* **YOUR ASSIGNMENT**
All records are to be printed exactly as they appear.

Dataset rows describing interfaces:
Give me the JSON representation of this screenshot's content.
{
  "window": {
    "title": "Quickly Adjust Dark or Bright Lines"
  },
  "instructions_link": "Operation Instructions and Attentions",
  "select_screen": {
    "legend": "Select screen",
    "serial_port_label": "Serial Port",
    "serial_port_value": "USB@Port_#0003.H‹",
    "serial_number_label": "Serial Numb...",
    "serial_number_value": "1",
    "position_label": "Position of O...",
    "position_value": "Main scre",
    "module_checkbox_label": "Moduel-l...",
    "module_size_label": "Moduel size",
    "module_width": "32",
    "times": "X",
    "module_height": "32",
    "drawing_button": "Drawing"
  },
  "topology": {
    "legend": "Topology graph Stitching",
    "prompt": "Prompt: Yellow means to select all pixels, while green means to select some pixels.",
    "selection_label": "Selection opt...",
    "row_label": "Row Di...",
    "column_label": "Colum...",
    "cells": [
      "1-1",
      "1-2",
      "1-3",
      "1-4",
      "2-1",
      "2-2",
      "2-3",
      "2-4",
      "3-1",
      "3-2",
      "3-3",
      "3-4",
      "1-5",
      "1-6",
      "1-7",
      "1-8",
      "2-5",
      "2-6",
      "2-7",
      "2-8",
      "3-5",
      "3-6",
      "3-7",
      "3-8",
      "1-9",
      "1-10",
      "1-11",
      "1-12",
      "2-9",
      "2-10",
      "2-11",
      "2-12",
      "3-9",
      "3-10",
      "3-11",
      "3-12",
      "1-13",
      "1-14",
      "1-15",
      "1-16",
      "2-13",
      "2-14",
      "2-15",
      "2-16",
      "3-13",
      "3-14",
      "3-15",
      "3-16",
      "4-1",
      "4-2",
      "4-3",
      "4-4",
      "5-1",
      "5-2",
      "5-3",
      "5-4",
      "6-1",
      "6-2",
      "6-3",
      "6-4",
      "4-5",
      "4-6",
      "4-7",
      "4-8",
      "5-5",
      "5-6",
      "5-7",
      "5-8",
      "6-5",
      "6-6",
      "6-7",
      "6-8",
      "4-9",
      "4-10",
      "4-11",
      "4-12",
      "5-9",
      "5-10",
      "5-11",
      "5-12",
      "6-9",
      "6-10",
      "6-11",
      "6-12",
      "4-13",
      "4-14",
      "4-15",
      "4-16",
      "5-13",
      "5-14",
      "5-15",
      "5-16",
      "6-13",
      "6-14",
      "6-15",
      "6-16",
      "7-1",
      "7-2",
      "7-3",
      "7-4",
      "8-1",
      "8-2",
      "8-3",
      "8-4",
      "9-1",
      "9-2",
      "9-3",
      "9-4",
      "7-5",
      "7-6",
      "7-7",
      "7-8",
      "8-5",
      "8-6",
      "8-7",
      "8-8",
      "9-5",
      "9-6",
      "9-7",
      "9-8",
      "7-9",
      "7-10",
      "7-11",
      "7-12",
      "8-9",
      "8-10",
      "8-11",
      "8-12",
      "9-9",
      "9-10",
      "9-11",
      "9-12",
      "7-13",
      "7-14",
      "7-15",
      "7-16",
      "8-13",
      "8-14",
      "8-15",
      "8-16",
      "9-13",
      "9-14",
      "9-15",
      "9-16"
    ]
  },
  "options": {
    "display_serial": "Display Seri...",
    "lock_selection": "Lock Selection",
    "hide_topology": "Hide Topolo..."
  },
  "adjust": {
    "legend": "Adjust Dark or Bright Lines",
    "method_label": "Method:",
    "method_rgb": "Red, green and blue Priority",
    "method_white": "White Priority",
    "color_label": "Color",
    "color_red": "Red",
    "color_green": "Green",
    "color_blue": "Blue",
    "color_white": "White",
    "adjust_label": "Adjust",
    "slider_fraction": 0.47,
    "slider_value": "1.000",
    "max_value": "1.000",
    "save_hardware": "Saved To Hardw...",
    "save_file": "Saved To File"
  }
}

* **REPLY TO THE TASK**
Give me the JSON representation of this screenshot's content.
{
  "window": {
    "title": "Quickly Adjust Dark or Bright Lines"
  },
  "instructions_link": "Operation Instructions and Attentions",
  "select_screen": {
    "legend": "Select screen",
    "serial_port_label": "Serial Port",
    "serial_port_value": "USB@Port_#0003.H‹",
    "serial_number_label": "Serial Numb...",
    "serial_number_value": "1",
    "position_label": "Position of O...",
    "position_value": "Main scre",
    "module_checkbox_label": "Moduel-l...",
    "module_size_label": "Moduel size",
    "module_width": "32",
    "times": "X",
    "module_height": "32",
    "drawing_button": "Drawing"
  },
  "topology": {
    "legend": "Topology graph Stitching",
    "prompt": "Prompt: Yellow means to select all pixels, while green means to select some pixels.",
    "selection_label": "Selection opt...",
    "row_label": "Row Di...",
    "column_label": "Colum...",
    "cells": [
      "1-1",
      "1-2",
      "1-3",
      "1-4",
      "2-1",
      "2-2",
      "2-3",
      "2-4",
      "3-1",
      "3-2",
      "3-3",
      "3-4",
      "1-5",
      "1-6",
      "1-7",
      "1-8",
      "2-5",
      "2-6",
      "2-7",
      "2-8",
      "3-5",
      "3-6",
      "3-7",
      "3-8",
      "1-9",
      "1-10",
      "1-11",
      "1-12",
      "2-9",
      "2-10",
      "2-11",
      "2-12",
      "3-9",
      "3-10",
      "3-11",
      "3-12",
      "1-13",
      "1-14",
      "1-15",
      "1-16",
      "2-13",
      "2-14",
      "2-15",
      "2-16",
      "3-13",
      "3-14",
      "3-15",
      "3-16",
      "4-1",
      "4-2",
      "4-3",
      "4-4",
      "5-1",
      "5-2",
      "5-3",
      "5-4",
      "6-1",
      "6-2",
      "6-3",
      "6-4",
      "4-5",
      "4-6",
      "4-7",
      "4-8",
      "5-5",
      "5-6",
      "5-7",
      "5-8",
      "6-5",
      "6-6",
      "6-7",
      "6-8",
      "4-9",
      "4-10",
      "4-11",
      "4-12",
      "5-9",
      "5-10",
      "5-11",
      "5-12",
      "6-9",
      "6-10",
      "6-11",
      "6-12",
      "4-13",
      "4-14",
      "4-15",
      "4-16",
      "5-13",
      "5-14",
      "5-15",
      "5-16",
      "6-13",
      "6-14",
      "6-15",
      "6-16",
      "7-1",
      "7-2",
      "7-3",
      "7-4",
      "8-1",
      "8-2",
      "8-3",
      "8-4",
      "9-1",
      "9-2",
      "9-3",
      "9-4",
      "7-5",
      "7-6",
      "7-7",
      "7-8",
      "8-5",
      "8-6",
      "8-7",
      "8-8",
      "9-5",
      "9-6",
      "9-7",
      "9-8",
      "7-9",
      "7-10",
      "7-11",
      "7-12",
      "8-9",
      "8-10",
      "8-11",
      "8-12",
      "9-9",
      "9-10",
      "9-11",
      "9-12",
      "7-13",
      "7-14",
      "7-15",
      "7-16",
      "8-13",
      "8-14",
      "8-15",
      "8-16",
      "9-13",
      "9-14",
      "9-15",
      "9-16"
    ]
  },
  "options": {
    "display_serial": "Display Seri...",
    "lock_selection": "Lock Selection",
    "hide_topology": "Hide Topolo..."
  },
  "adjust": {
    "legend": "Adjust Dark or Bright Lines",
    "method_label": "Method:",
    "method_rgb": "Red, green and blue Priority",
    "method_white": "White Priority",
    "color_label": "Color",
    "color_red": "Red",
    "color_green": "Green",
    "color_blue": "Blue",
    "color_white": "White",
    "adjust_label": "Adjust",
    "slider_fraction": 0.47,
    "slider_value": "1.000",
    "max_value": "1.000",
    "save_hardware": "Saved To Hardw...",
    "save_file": "Saved To File"
  }
}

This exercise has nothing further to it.